We have an awesome brewery scene here. Vancouver is the craft beer capital of Canada. Just in the area where our brewery is located in East Vancouver (or Yeast Vancouver as we call it), there are over a dozen breweries all within biking or walking distance of each other. The area has historically been an industrial area, but craft breweries have been a big part of redefining it. On weekends it’s become super popular for people to do impromptu brewery tours and try to visit several in a day. Each one is unique, has its own character, and excels at different things.
The other nice thing about the scene is that it’s a super collaborative and cooperative industry. We have a cooperative of breweries in this area and often work together on shared marketing activities and events. It’s also old school neighborly– you can put a call out to the group if you need to borrow some hops or run out of growler lids.
How do you control the growth of your microbrewery?
We’re quite a small business so our growth has, thus far, been very organic. When we do make a decision to pursue a strategy to grow, such as purchasing new equipment, it is very well thought out, intentional, and gradual. It has to be; we’re a family run business and not part of a larger hospitality group with unlimited resources. We need to ensure that whatever we decide to do, there is a solid business case for it.
About design, what does your brand represent/reflect?
As far as marketing our products, the main avenues for us are festivals, social media, and partnerships with bars and restaurants. These approaches are all fairly grassroots, so they are accessible and affordable for us.
We’re an Italian inspired brewery so we are definitely drawing on some of those cultural values that we hope to imbue our space and vibe with such as quality, craftsmanship, community, and family. A lot of our design for our labels is a nod to mid-century Italian ads, classic wine labels, and other Italian design elements that are meant to remind you of some of those influences while remaining modern.
Design: how was it designed? By who?
Our space was designed by two amazing architects: Ron Hart of Ron Hart Architects and Allison Holden-Pope of One Seed Architecture. Our branding, labels, posters, etc. are done by Chris Von Szombathy of RXVP, who is an incredibly talented artist and graphic designer is. These are all people who are friends of ours so they understand who we are and how that should inform design decisions. All four of us owners have also been very involved with all of the design process as well.
What inspires you and motivates you to go to work every day?
Building something that is ours. It’s a lot of work being a small business owner, but there are huge rewards in seeing something grow that you’ve put your heart and soul into.
What is the best advice given to you?
Do your best to save a portion of your start-up capital to use as working capital. That helps a lot with cash flow, especially in the early days.
What are your end and start routines?
Start of the work day I try to answer my emails. End of the day I make sure to thank our amazing staff on my way out the door for doing all they do to help make our business a success.
What were your biggest challenges as an entrepreneur?
For us, it was probably the fact that none of us have a business background or any track record which made it more difficult to secure financing.
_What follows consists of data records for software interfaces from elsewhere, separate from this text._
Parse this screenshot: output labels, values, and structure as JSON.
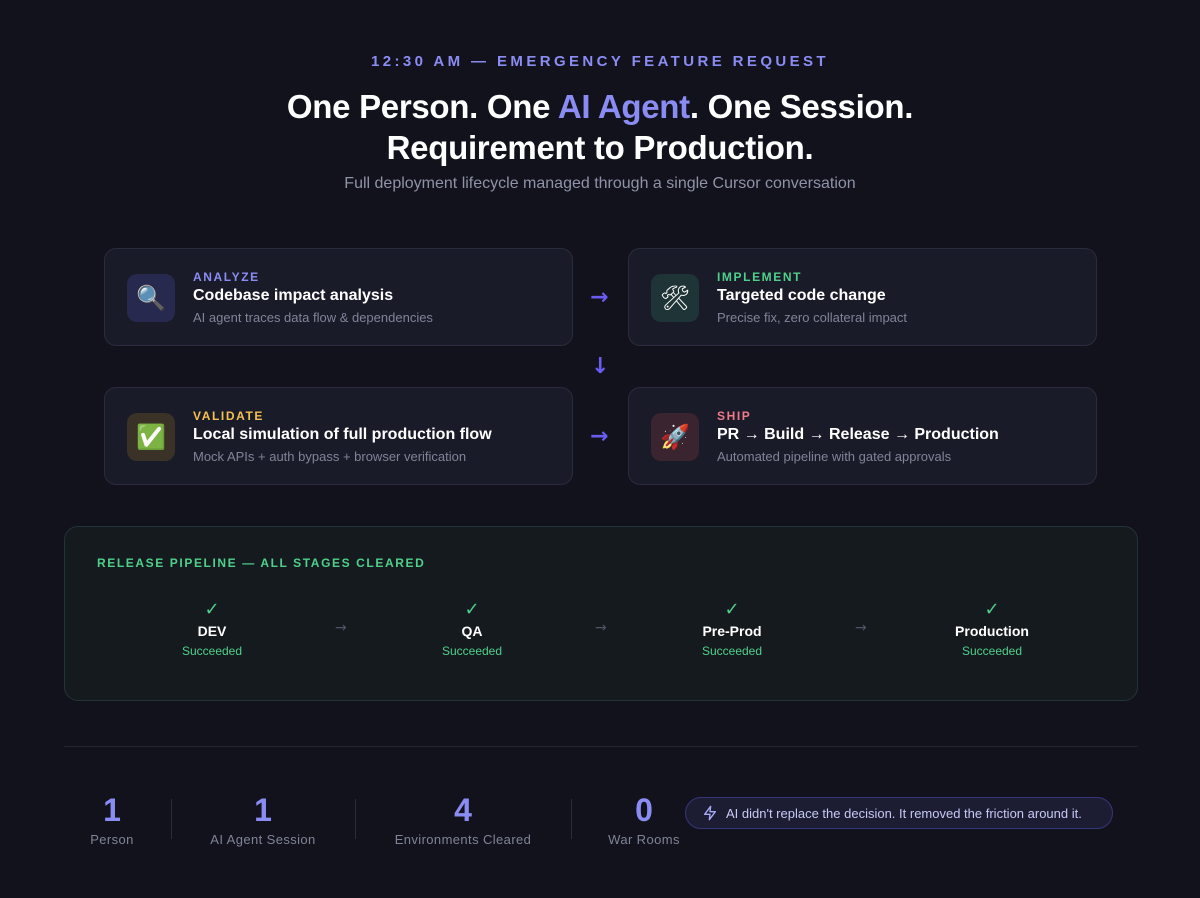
{
  "header": {
    "eyebrow": "12:30 AM — EMERGENCY FEATURE REQUEST",
    "headline_line1_part1": "One Person. One ",
    "headline_line1_accent": "AI Agent",
    "headline_line1_part2": ". One Session.",
    "headline_line2": "Requirement to Production.",
    "subtitle": "Full deployment lifecycle managed through a single Cursor conversation"
  },
  "cards": [
    {
      "tag": "ANALYZE",
      "title": "Codebase impact analysis",
      "desc": "AI agent traces data flow & dependencies",
      "icon": "magnifier-icon",
      "glyph": "🔍"
    },
    {
      "tag": "IMPLEMENT",
      "title": "Targeted code change",
      "desc": "Precise fix, zero collateral impact",
      "icon": "tools-icon",
      "glyph": "🛠"
    },
    {
      "tag": "VALIDATE",
      "title": "Local simulation of full production flow",
      "desc": "Mock APIs + auth bypass + browser verification",
      "icon": "check-mark-button-icon",
      "glyph": "✅"
    },
    {
      "tag": "SHIP",
      "title": "PR → Build → Release → Production",
      "desc": "Automated pipeline with gated approvals",
      "icon": "rocket-icon",
      "glyph": "🚀"
    }
  ],
  "colors": {
    "analyze": "#8b8cf3",
    "implement": "#4fd08a",
    "validate": "#f5c150",
    "ship": "#f07a8a",
    "accent": "#8b8cf3",
    "success": "#4fd08a"
  },
  "pipeline": {
    "title": "RELEASE PIPELINE — ALL STAGES CLEARED",
    "stages": [
      {
        "name": "DEV",
        "status": "Succeeded"
      },
      {
        "name": "QA",
        "status": "Succeeded"
      },
      {
        "name": "Pre-Prod",
        "status": "Succeeded"
      },
      {
        "name": "Production",
        "status": "Succeeded"
      }
    ]
  },
  "stats": [
    {
      "value": "1",
      "label": "Person"
    },
    {
      "value": "1",
      "label": "AI Agent Session"
    },
    {
      "value": "4",
      "label": "Environments Cleared"
    },
    {
      "value": "0",
      "label": "War Rooms"
    }
  ],
  "quote": "AI didn't replace the decision. It removed the friction around it."
}
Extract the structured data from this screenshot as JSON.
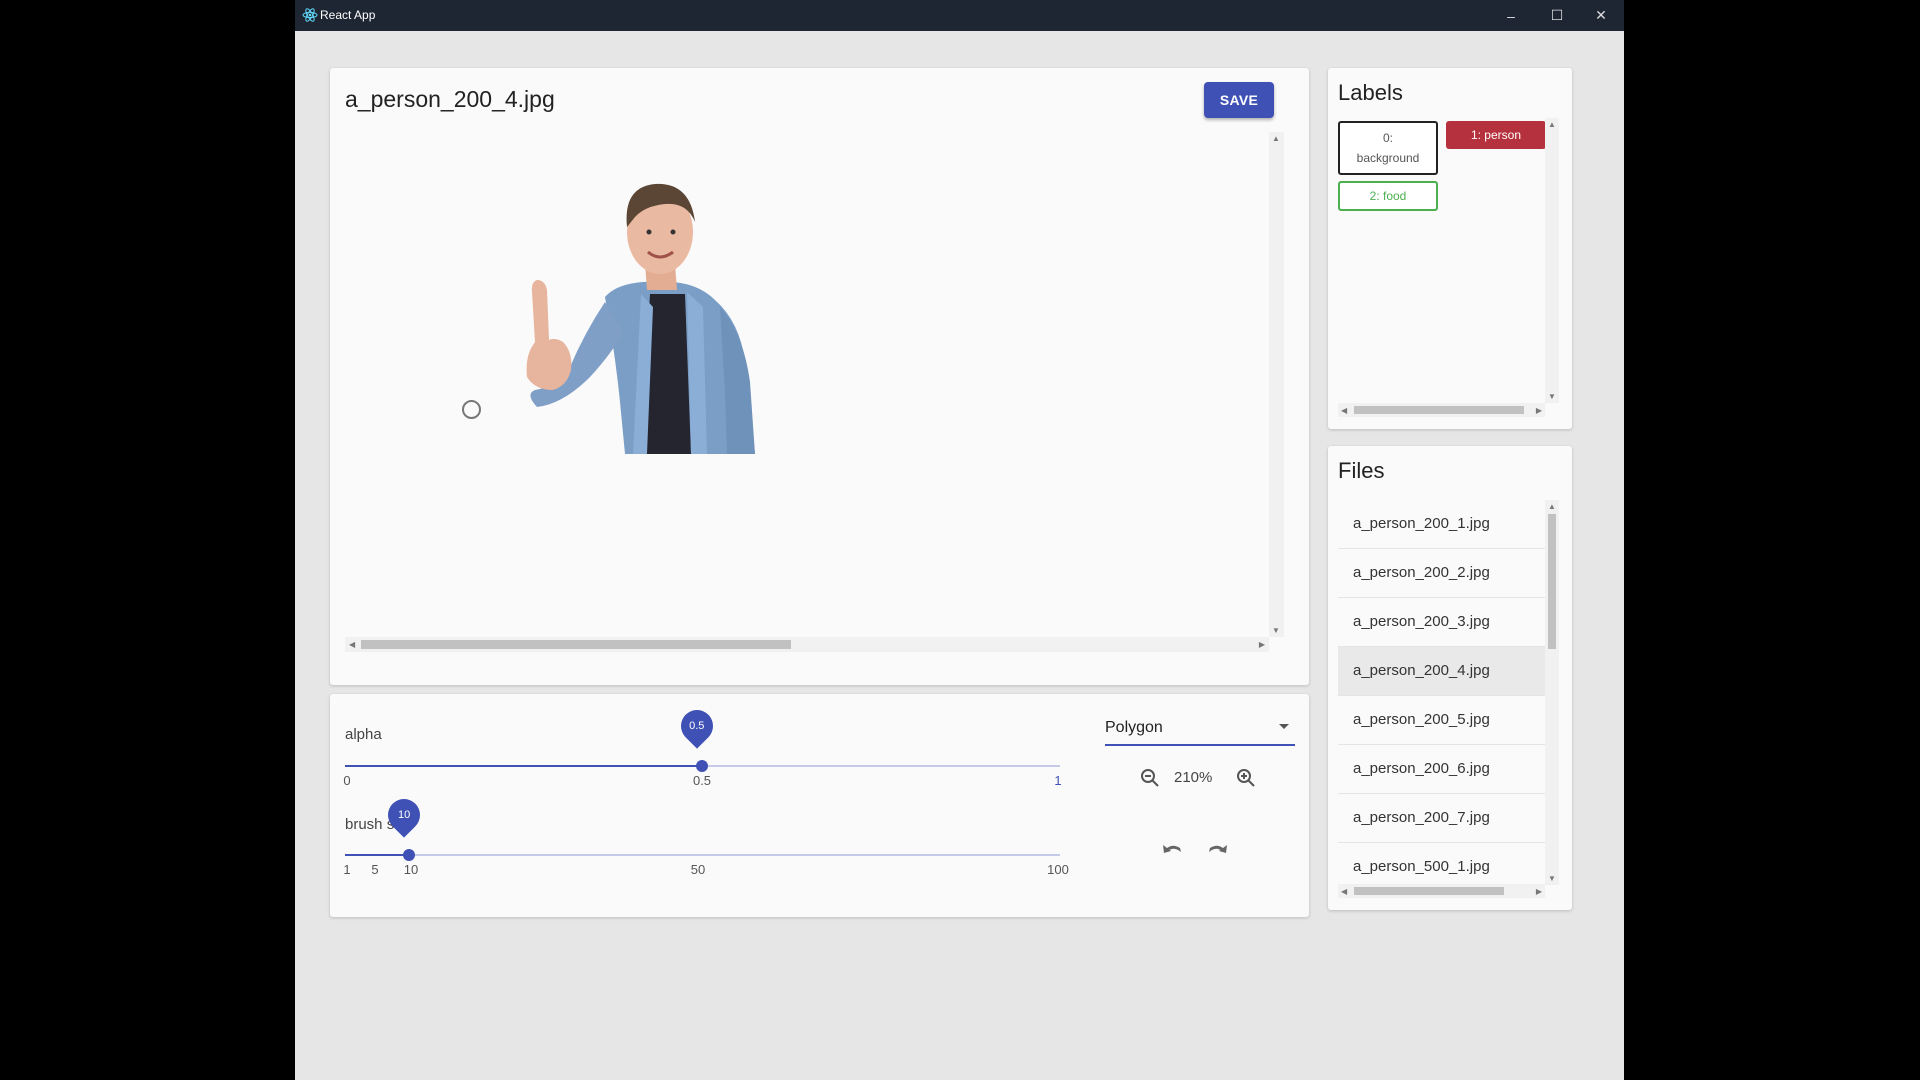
{
  "window": {
    "title": "React App",
    "controls": {
      "minimize": "–",
      "maximize": "☐",
      "close": "✕"
    }
  },
  "editor": {
    "file_title": "a_person_200_4.jpg",
    "save_label": "SAVE",
    "image_alt": "person giving thumbs up"
  },
  "controls": {
    "alpha": {
      "label": "alpha",
      "value": 0.5,
      "value_text": "0.5",
      "marks": [
        "0",
        "0.5",
        "1"
      ]
    },
    "brush": {
      "label": "brush size",
      "value": 10,
      "value_text": "10",
      "marks": [
        "1",
        "5",
        "10",
        "50",
        "100"
      ]
    },
    "tool": {
      "selected": "Polygon"
    },
    "zoom": {
      "value": "210%"
    },
    "accent_color": "#3f51b5"
  },
  "labels": {
    "heading": "Labels",
    "items": [
      {
        "id": "0",
        "name": "background",
        "display": "0: background",
        "color": "#222222"
      },
      {
        "id": "1",
        "name": "person",
        "display": "1: person",
        "color": "#b5313d"
      },
      {
        "id": "2",
        "name": "food",
        "display": "2: food",
        "color": "#4caf50"
      }
    ]
  },
  "files": {
    "heading": "Files",
    "items": [
      "a_person_200_1.jpg",
      "a_person_200_2.jpg",
      "a_person_200_3.jpg",
      "a_person_200_4.jpg",
      "a_person_200_5.jpg",
      "a_person_200_6.jpg",
      "a_person_200_7.jpg",
      "a_person_500_1.jpg"
    ],
    "selected": "a_person_200_4.jpg"
  }
}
However, we were able to work with a local credit union that is really invested in the community and looks at things a bit more broadly than just the numbers.
What advice would you give someone who wants to start a brewery?
It takes a long time so be prepared! You’ll need a lot of capital just to cover the rent before you even open your doors to see you through all the time you are waiting for your permits, licenses, and renovations.
Any new projects coming soon?
We have new beers coming out fairly regularly. I’m really excited about our next bottle release which is a barrel-aged cherry sour that is tasting heavenly!
At the end of the day, what kind of beer do you drink to relax?
That’s a hard one.! It really depends on a number of factors like what I’m doing, who I’m with, what I’m eating, the season, or my mood! That being said, I love complex sour beers.